● How to complete this task:
In full and without alteration, print the records below, minus any images.

● Source records:
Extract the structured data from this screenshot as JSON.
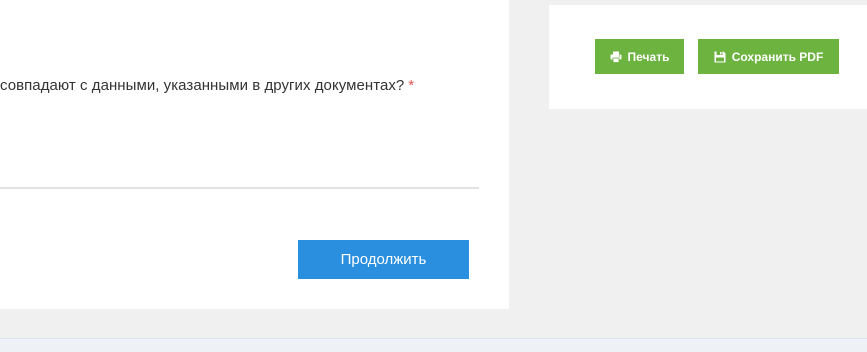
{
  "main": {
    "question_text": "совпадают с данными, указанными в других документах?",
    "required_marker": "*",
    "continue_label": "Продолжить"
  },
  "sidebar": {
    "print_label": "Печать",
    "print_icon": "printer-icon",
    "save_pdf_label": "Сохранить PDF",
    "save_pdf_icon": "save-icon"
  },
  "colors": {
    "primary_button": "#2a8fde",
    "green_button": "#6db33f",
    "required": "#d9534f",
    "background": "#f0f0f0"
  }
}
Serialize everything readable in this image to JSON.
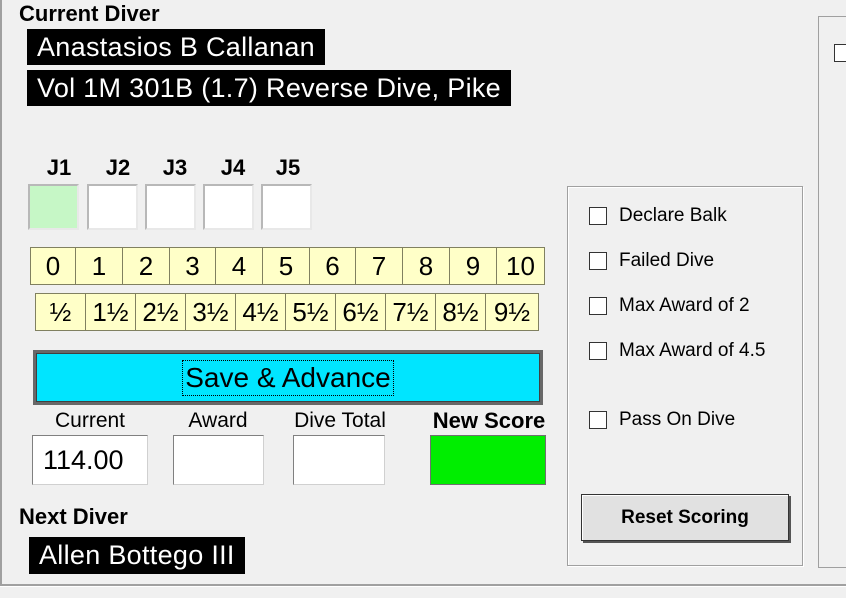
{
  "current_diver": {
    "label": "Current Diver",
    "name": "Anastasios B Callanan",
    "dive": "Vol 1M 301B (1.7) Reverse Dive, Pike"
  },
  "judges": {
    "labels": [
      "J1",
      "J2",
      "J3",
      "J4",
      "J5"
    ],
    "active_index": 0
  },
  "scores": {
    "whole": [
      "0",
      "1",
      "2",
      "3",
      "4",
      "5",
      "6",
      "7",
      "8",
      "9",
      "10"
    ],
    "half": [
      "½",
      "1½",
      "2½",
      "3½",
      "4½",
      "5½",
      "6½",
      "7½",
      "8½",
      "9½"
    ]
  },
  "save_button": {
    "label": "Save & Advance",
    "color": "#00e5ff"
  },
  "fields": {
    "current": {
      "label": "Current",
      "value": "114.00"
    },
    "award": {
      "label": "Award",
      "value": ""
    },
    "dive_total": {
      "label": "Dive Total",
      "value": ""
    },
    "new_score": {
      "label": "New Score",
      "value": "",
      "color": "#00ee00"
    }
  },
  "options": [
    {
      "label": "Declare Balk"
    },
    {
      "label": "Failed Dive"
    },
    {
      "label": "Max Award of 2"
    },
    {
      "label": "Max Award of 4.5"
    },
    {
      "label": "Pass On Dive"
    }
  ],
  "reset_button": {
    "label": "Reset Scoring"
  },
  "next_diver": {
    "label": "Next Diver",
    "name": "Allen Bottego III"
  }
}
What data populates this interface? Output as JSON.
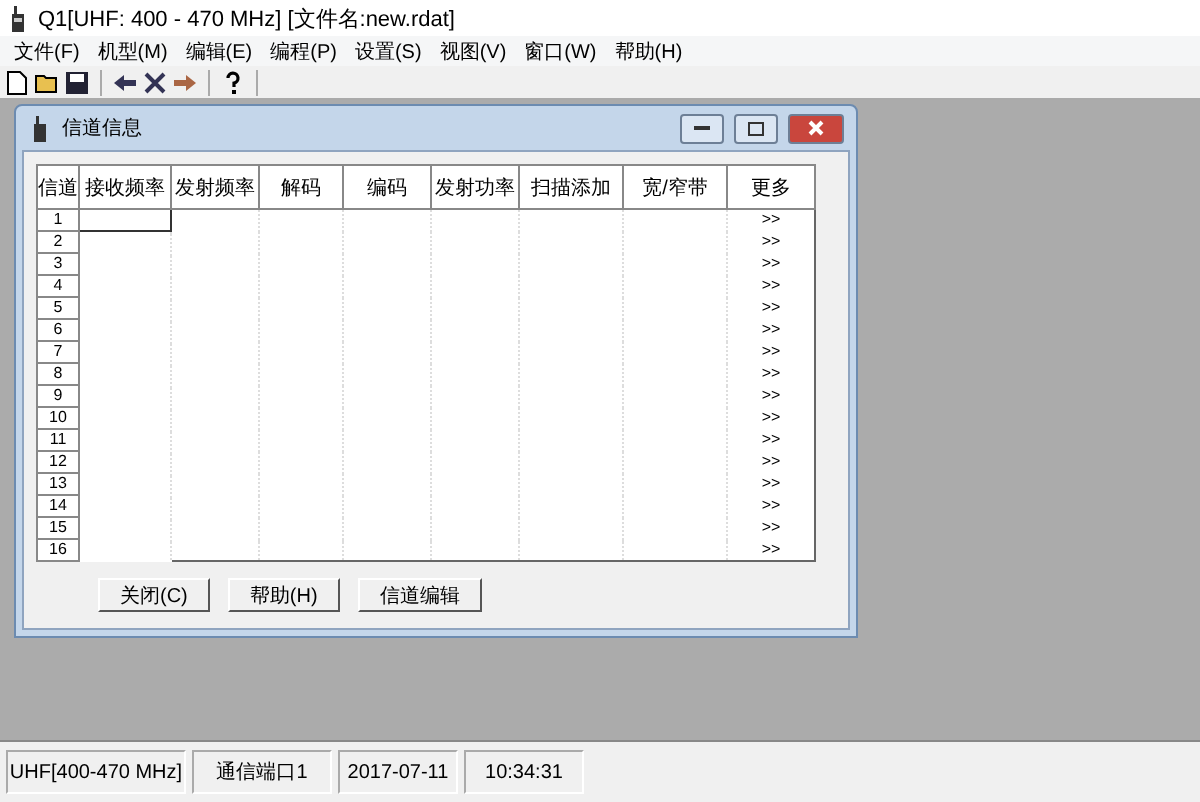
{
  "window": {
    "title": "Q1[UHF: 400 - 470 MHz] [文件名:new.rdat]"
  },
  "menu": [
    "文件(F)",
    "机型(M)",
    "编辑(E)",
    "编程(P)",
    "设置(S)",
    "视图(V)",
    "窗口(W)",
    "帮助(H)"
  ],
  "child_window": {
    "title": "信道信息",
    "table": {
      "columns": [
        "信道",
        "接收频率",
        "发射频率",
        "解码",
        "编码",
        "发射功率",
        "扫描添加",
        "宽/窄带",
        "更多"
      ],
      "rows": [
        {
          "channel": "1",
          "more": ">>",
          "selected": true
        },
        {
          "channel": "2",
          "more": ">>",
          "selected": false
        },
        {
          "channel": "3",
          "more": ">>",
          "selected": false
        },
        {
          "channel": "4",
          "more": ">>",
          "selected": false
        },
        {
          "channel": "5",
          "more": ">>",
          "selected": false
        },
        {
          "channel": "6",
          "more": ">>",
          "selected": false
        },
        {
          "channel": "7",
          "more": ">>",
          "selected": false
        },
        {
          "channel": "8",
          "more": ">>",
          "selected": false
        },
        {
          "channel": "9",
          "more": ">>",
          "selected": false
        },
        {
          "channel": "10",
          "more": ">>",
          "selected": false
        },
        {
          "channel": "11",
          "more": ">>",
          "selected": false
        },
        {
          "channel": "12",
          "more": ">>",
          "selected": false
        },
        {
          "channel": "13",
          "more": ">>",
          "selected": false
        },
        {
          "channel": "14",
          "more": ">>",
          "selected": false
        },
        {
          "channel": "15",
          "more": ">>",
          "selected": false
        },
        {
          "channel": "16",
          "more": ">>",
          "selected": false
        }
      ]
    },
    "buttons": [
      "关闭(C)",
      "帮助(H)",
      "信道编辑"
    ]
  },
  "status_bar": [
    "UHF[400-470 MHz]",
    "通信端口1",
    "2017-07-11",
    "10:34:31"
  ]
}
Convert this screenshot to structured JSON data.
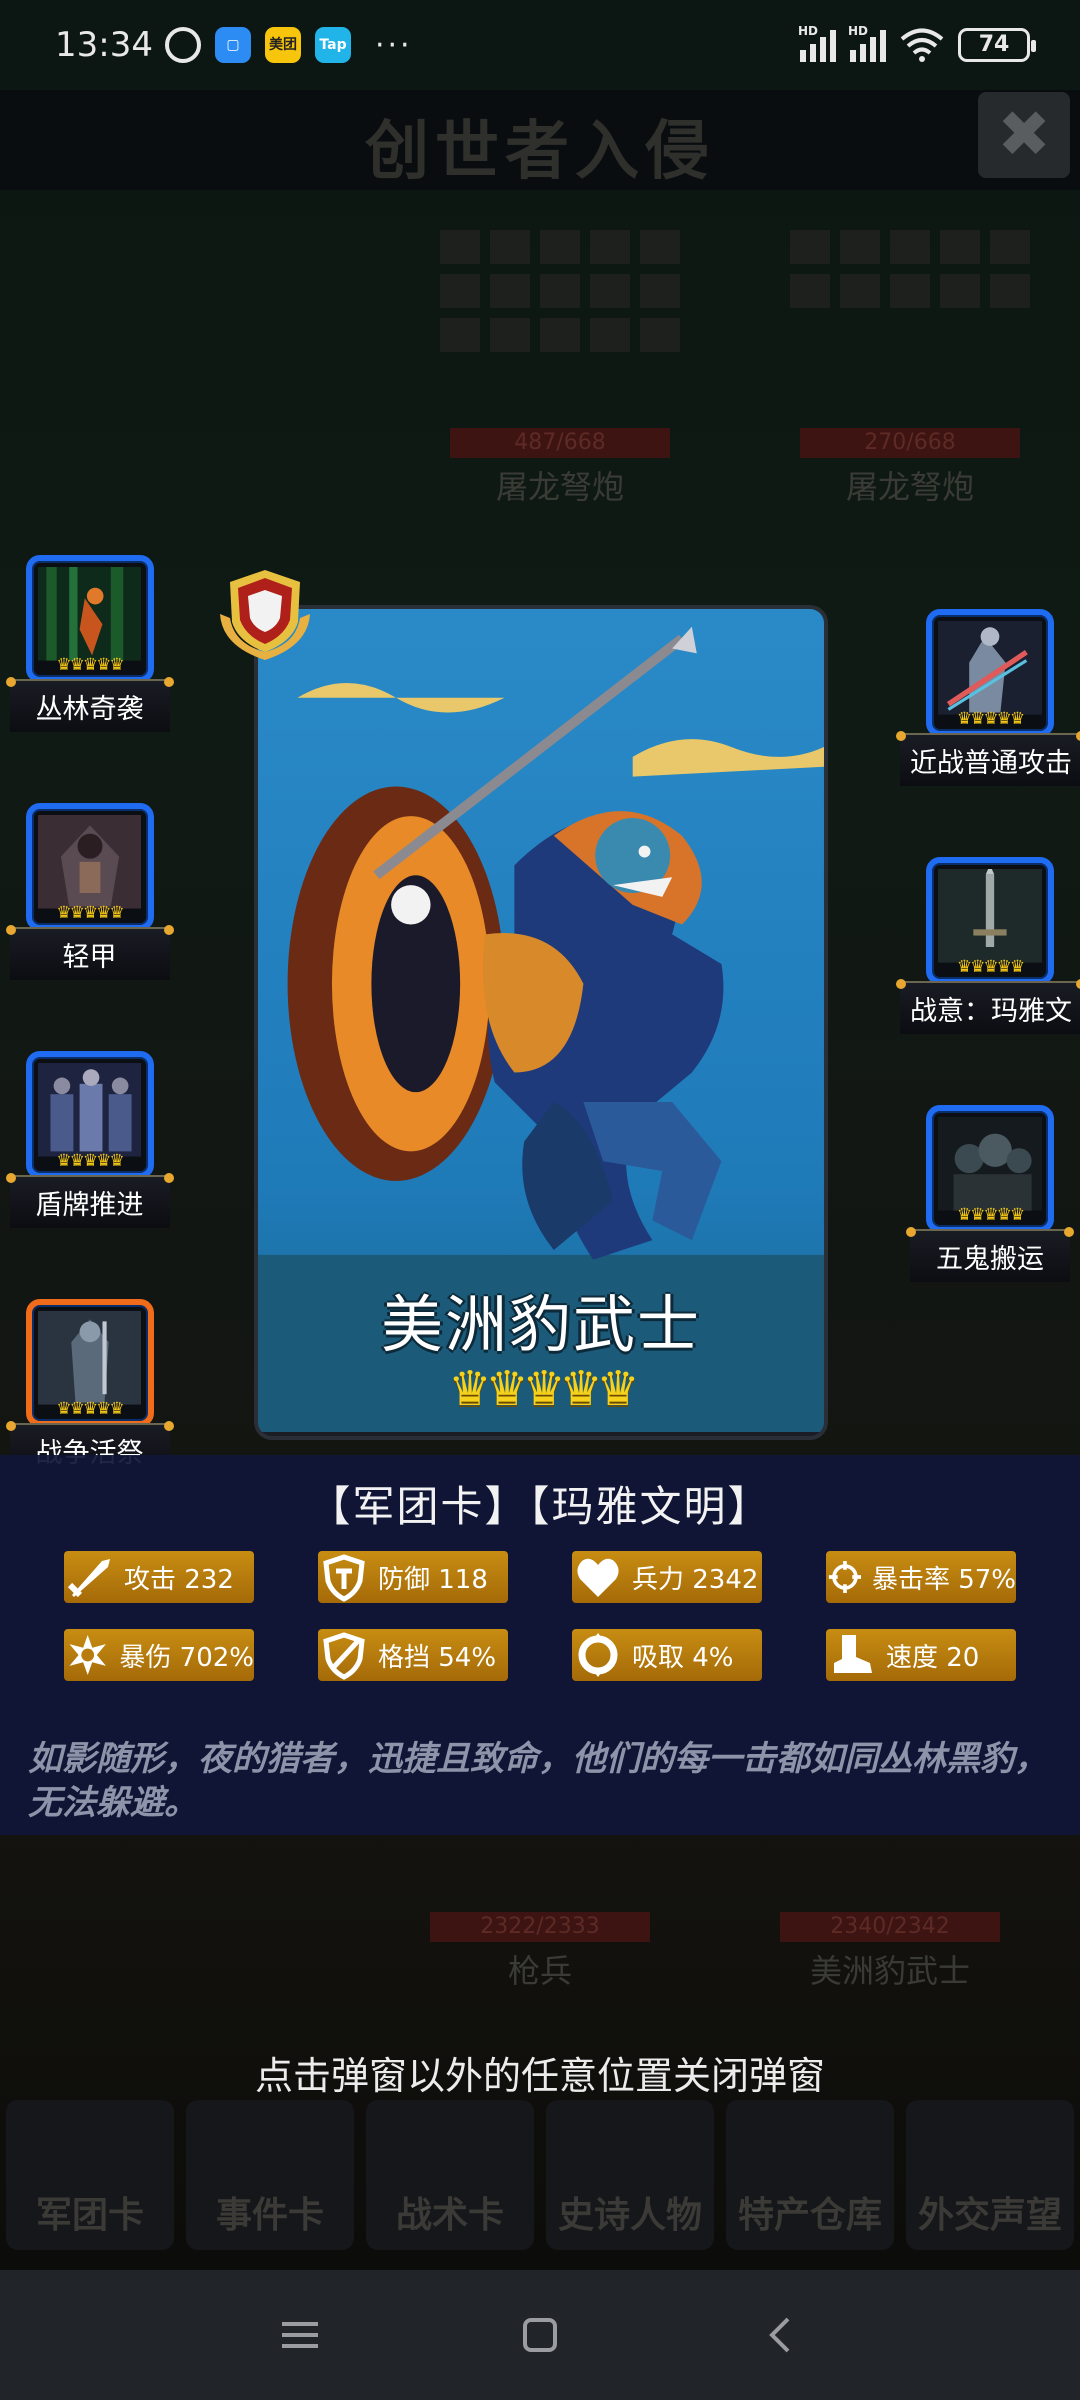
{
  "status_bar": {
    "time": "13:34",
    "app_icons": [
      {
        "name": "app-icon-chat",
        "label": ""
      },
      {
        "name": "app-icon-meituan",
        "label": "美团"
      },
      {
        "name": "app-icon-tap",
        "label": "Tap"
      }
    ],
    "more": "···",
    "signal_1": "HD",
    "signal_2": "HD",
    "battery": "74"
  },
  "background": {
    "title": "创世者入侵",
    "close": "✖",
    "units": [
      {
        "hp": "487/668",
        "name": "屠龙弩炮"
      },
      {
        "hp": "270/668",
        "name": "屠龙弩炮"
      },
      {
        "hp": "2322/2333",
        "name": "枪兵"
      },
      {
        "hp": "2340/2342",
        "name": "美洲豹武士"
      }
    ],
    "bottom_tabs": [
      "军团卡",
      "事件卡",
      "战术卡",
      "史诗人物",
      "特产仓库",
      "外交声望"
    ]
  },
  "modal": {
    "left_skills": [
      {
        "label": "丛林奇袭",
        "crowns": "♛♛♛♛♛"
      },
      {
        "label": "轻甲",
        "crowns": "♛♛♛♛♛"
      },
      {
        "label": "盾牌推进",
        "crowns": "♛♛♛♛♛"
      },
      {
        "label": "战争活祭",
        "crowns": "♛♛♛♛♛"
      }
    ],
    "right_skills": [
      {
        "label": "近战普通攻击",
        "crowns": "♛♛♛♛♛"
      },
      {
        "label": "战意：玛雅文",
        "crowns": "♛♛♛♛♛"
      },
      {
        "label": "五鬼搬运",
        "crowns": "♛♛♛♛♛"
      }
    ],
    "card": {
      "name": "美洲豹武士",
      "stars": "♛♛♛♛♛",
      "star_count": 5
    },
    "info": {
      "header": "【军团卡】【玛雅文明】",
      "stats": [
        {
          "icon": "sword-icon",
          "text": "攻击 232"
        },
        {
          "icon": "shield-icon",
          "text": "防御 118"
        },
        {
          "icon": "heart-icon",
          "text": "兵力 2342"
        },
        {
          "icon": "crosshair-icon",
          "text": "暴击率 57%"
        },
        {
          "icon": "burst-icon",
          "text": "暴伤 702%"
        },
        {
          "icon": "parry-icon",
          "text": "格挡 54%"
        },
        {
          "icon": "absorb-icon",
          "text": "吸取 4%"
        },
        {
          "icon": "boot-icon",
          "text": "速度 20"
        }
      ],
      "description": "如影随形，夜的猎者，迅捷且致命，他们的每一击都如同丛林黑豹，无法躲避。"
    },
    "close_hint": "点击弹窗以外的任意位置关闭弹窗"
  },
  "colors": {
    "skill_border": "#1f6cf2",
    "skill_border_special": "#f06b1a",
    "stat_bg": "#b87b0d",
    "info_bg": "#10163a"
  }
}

● Output:
Extract the structured data from this screenshot as JSON.
{
  "main": {
    "question_text": "совпадают с данными, указанными в других документах?",
    "required_marker": "*",
    "continue_label": "Продолжить"
  },
  "sidebar": {
    "print_label": "Печать",
    "print_icon": "printer-icon",
    "save_pdf_label": "Сохранить PDF",
    "save_pdf_icon": "save-icon"
  },
  "colors": {
    "primary_button": "#2a8fde",
    "green_button": "#6db33f",
    "required": "#d9534f",
    "background": "#f0f0f0"
  }
}
Serialize everything readable in this image to JSON.
{
  "current_diver": {
    "label": "Current Diver",
    "name": "Anastasios B Callanan",
    "dive": "Vol 1M 301B (1.7) Reverse Dive, Pike"
  },
  "judges": {
    "labels": [
      "J1",
      "J2",
      "J3",
      "J4",
      "J5"
    ],
    "active_index": 0
  },
  "scores": {
    "whole": [
      "0",
      "1",
      "2",
      "3",
      "4",
      "5",
      "6",
      "7",
      "8",
      "9",
      "10"
    ],
    "half": [
      "½",
      "1½",
      "2½",
      "3½",
      "4½",
      "5½",
      "6½",
      "7½",
      "8½",
      "9½"
    ]
  },
  "save_button": {
    "label": "Save & Advance",
    "color": "#00e5ff"
  },
  "fields": {
    "current": {
      "label": "Current",
      "value": "114.00"
    },
    "award": {
      "label": "Award",
      "value": ""
    },
    "dive_total": {
      "label": "Dive Total",
      "value": ""
    },
    "new_score": {
      "label": "New Score",
      "value": "",
      "color": "#00ee00"
    }
  },
  "options": [
    {
      "label": "Declare Balk"
    },
    {
      "label": "Failed Dive"
    },
    {
      "label": "Max Award of 2"
    },
    {
      "label": "Max Award of 4.5"
    },
    {
      "label": "Pass On Dive"
    }
  ],
  "reset_button": {
    "label": "Reset Scoring"
  },
  "next_diver": {
    "label": "Next Diver",
    "name": "Allen Bottego III"
  }
}
What data populates this interface? Output as JSON.
{
  "window": {
    "title": "Q1[UHF: 400 - 470 MHz] [文件名:new.rdat]"
  },
  "menu": [
    "文件(F)",
    "机型(M)",
    "编辑(E)",
    "编程(P)",
    "设置(S)",
    "视图(V)",
    "窗口(W)",
    "帮助(H)"
  ],
  "child_window": {
    "title": "信道信息",
    "table": {
      "columns": [
        "信道",
        "接收频率",
        "发射频率",
        "解码",
        "编码",
        "发射功率",
        "扫描添加",
        "宽/窄带",
        "更多"
      ],
      "rows": [
        {
          "channel": "1",
          "more": ">>",
          "selected": true
        },
        {
          "channel": "2",
          "more": ">>",
          "selected": false
        },
        {
          "channel": "3",
          "more": ">>",
          "selected": false
        },
        {
          "channel": "4",
          "more": ">>",
          "selected": false
        },
        {
          "channel": "5",
          "more": ">>",
          "selected": false
        },
        {
          "channel": "6",
          "more": ">>",
          "selected": false
        },
        {
          "channel": "7",
          "more": ">>",
          "selected": false
        },
        {
          "channel": "8",
          "more": ">>",
          "selected": false
        },
        {
          "channel": "9",
          "more": ">>",
          "selected": false
        },
        {
          "channel": "10",
          "more": ">>",
          "selected": false
        },
        {
          "channel": "11",
          "more": ">>",
          "selected": false
        },
        {
          "channel": "12",
          "more": ">>",
          "selected": false
        },
        {
          "channel": "13",
          "more": ">>",
          "selected": false
        },
        {
          "channel": "14",
          "more": ">>",
          "selected": false
        },
        {
          "channel": "15",
          "more": ">>",
          "selected": false
        },
        {
          "channel": "16",
          "more": ">>",
          "selected": false
        }
      ]
    },
    "buttons": [
      "关闭(C)",
      "帮助(H)",
      "信道编辑"
    ]
  },
  "status_bar": [
    "UHF[400-470 MHz]",
    "通信端口1",
    "2017-07-11",
    "10:34:31"
  ]
}
Convert this screenshot to structured JSON data.
{
  "status_bar": {
    "time": "13:34",
    "app_icons": [
      {
        "name": "app-icon-chat",
        "label": ""
      },
      {
        "name": "app-icon-meituan",
        "label": "美团"
      },
      {
        "name": "app-icon-tap",
        "label": "Tap"
      }
    ],
    "more": "···",
    "signal_1": "HD",
    "signal_2": "HD",
    "battery": "74"
  },
  "background": {
    "title": "创世者入侵",
    "close": "✖",
    "units": [
      {
        "hp": "487/668",
        "name": "屠龙弩炮"
      },
      {
        "hp": "270/668",
        "name": "屠龙弩炮"
      },
      {
        "hp": "2322/2333",
        "name": "枪兵"
      },
      {
        "hp": "2340/2342",
        "name": "美洲豹武士"
      }
    ],
    "bottom_tabs": [
      "军团卡",
      "事件卡",
      "战术卡",
      "史诗人物",
      "特产仓库",
      "外交声望"
    ]
  },
  "modal": {
    "left_skills": [
      {
        "label": "丛林奇袭",
        "crowns": "♛♛♛♛♛"
      },
      {
        "label": "轻甲",
        "crowns": "♛♛♛♛♛"
      },
      {
        "label": "盾牌推进",
        "crowns": "♛♛♛♛♛"
      },
      {
        "label": "战争活祭",
        "crowns": "♛♛♛♛♛"
      }
    ],
    "right_skills": [
      {
        "label": "近战普通攻击",
        "crowns": "♛♛♛♛♛"
      },
      {
        "label": "战意：玛雅文",
        "crowns": "♛♛♛♛♛"
      },
      {
        "label": "五鬼搬运",
        "crowns": "♛♛♛♛♛"
      }
    ],
    "card": {
      "name": "美洲豹武士",
      "stars": "♛♛♛♛♛",
      "star_count": 5
    },
    "info": {
      "header": "【军团卡】【玛雅文明】",
      "stats": [
        {
          "icon": "sword-icon",
          "text": "攻击 232"
        },
        {
          "icon": "shield-icon",
          "text": "防御 118"
        },
        {
          "icon": "heart-icon",
          "text": "兵力 2342"
        },
        {
          "icon": "crosshair-icon",
          "text": "暴击率 57%"
        },
        {
          "icon": "burst-icon",
          "text": "暴伤 702%"
        },
        {
          "icon": "parry-icon",
          "text": "格挡 54%"
        },
        {
          "icon": "absorb-icon",
          "text": "吸取 4%"
        },
        {
          "icon": "boot-icon",
          "text": "速度 20"
        }
      ],
      "description": "如影随形，夜的猎者，迅捷且致命，他们的每一击都如同丛林黑豹，无法躲避。"
    },
    "close_hint": "点击弹窗以外的任意位置关闭弹窗"
  },
  "colors": {
    "skill_border": "#1f6cf2",
    "skill_border_special": "#f06b1a",
    "stat_bg": "#b87b0d",
    "info_bg": "#10163a"
  }
}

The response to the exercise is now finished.